San Clemente Historical Society vehemently opposed demolition of the theater, which was eventually added to the city’s Designated Historic Structures list.

Miramar Theater may never show movies or host live performances again. Reportedly its projection system needs a total update, and the sound system needs to be repairs to meet today's screening requirements (if not replaced altogether).

As big as the complex is—over 7300 square feet of the existing theater and 5200 square feet of the bowling alley—developers would be looking to fill more of the nearly 27,000-square-foot parcel by expanding both historic structures.

There are tax credits in the deal for the developer, and the development is eligible for Mills Act incentives, too.

For now, it appears to be brokered by Retail Insite—though not a lot has happened since the Historic Structures Report was published in 2013 (to read it, click here).

Hopefully, the historic district designation will help.

In the meantime, the structure is languishing—some people deeming it an eyesore. But it immediately caught my attention as a beautiful ruin.

The site is now pretty protected against trespassers (after too much vandalism had already occurred), so I didn't get inside. But Ffor relatively recent photos of the interior, click here.

And the following video is worth a watch:

1 comment:
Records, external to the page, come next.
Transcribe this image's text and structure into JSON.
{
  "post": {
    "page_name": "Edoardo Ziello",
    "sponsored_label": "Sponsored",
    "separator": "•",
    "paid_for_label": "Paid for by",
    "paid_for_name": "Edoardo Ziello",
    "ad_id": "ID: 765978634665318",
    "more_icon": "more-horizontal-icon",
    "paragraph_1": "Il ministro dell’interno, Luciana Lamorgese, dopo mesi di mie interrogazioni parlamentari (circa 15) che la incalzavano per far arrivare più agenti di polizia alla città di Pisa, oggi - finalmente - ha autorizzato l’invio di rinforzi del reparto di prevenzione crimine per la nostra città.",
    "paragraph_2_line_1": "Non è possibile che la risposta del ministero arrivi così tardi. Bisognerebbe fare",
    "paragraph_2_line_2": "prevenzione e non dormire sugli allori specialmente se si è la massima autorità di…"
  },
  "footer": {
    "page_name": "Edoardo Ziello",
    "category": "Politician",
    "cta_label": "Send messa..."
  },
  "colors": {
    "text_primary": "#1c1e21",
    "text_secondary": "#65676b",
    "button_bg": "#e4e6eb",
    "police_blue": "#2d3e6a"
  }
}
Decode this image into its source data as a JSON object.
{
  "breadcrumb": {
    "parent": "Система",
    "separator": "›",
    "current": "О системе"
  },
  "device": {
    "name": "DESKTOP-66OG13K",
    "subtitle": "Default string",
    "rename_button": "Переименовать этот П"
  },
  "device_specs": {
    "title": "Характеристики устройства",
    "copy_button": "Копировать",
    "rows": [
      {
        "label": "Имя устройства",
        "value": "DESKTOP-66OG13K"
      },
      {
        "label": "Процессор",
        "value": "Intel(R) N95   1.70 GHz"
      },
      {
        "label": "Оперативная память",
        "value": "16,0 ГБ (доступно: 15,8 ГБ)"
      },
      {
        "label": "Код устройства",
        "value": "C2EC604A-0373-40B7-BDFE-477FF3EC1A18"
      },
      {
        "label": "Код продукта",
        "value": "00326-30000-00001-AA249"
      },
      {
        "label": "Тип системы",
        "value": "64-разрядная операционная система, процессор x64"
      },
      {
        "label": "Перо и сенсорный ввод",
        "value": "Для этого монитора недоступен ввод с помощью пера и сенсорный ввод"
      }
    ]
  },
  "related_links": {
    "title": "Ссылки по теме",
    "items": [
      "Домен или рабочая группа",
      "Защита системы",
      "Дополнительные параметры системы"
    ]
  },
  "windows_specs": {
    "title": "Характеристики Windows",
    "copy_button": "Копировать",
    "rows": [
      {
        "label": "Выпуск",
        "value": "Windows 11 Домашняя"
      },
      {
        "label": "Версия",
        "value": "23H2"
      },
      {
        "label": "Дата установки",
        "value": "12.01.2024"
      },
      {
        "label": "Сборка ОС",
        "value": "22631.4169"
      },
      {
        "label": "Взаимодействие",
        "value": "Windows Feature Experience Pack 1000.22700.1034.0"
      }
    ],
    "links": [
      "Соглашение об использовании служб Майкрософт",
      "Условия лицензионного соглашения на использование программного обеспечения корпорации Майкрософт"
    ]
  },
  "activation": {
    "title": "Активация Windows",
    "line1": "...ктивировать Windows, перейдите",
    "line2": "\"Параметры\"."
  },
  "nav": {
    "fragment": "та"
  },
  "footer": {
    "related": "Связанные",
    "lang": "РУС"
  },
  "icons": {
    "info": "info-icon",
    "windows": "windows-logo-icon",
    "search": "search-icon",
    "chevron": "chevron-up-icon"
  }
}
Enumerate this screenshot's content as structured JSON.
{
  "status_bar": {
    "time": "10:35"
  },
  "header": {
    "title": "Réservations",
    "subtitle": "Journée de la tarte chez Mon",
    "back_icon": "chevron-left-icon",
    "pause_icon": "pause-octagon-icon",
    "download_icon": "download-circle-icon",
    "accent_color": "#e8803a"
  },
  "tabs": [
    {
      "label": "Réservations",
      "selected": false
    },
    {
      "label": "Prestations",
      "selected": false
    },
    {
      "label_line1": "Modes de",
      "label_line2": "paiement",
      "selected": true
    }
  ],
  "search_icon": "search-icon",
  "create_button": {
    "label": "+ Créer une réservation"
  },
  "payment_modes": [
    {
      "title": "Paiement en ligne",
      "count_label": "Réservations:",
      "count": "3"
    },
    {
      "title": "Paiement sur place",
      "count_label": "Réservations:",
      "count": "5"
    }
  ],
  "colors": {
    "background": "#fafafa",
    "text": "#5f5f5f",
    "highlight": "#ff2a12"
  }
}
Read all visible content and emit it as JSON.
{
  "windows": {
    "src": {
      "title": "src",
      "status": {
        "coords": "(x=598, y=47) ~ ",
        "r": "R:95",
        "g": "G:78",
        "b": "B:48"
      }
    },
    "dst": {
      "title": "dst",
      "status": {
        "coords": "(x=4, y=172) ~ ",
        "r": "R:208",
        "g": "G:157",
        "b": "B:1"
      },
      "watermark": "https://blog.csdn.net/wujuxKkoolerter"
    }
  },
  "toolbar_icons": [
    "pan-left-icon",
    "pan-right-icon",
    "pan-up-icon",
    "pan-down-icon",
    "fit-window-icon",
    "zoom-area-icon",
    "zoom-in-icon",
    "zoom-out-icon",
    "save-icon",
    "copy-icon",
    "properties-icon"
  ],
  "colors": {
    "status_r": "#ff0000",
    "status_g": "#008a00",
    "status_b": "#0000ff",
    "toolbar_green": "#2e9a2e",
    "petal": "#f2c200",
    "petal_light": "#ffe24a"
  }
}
  1. I grew up in San Clemente & lived there until 1977. As a kid my best friend & I went to the Miramar all the time. In the 60's I remember the tickets were $.50 for kids. You could buy Candy for 5, 7 & 10 cents. In 1971 or '72 the theatre was remodeled & tickets jumped up to $1.25 if you were over 12. Later I remember a 7-11 across the street to the north & we'd stop & buy candy there & sneak it in the theatre. I remember seeing The Cowboys, The Poseidon Adventure & The Pink Panther movies there, to name a few. Right down the road across the street was Dave's Mexican Restaurant. Dave was also the janitor at my school, Our Lady of Fatima. Those were good times in the '60's &'70's. I have many fond memories of growing up there.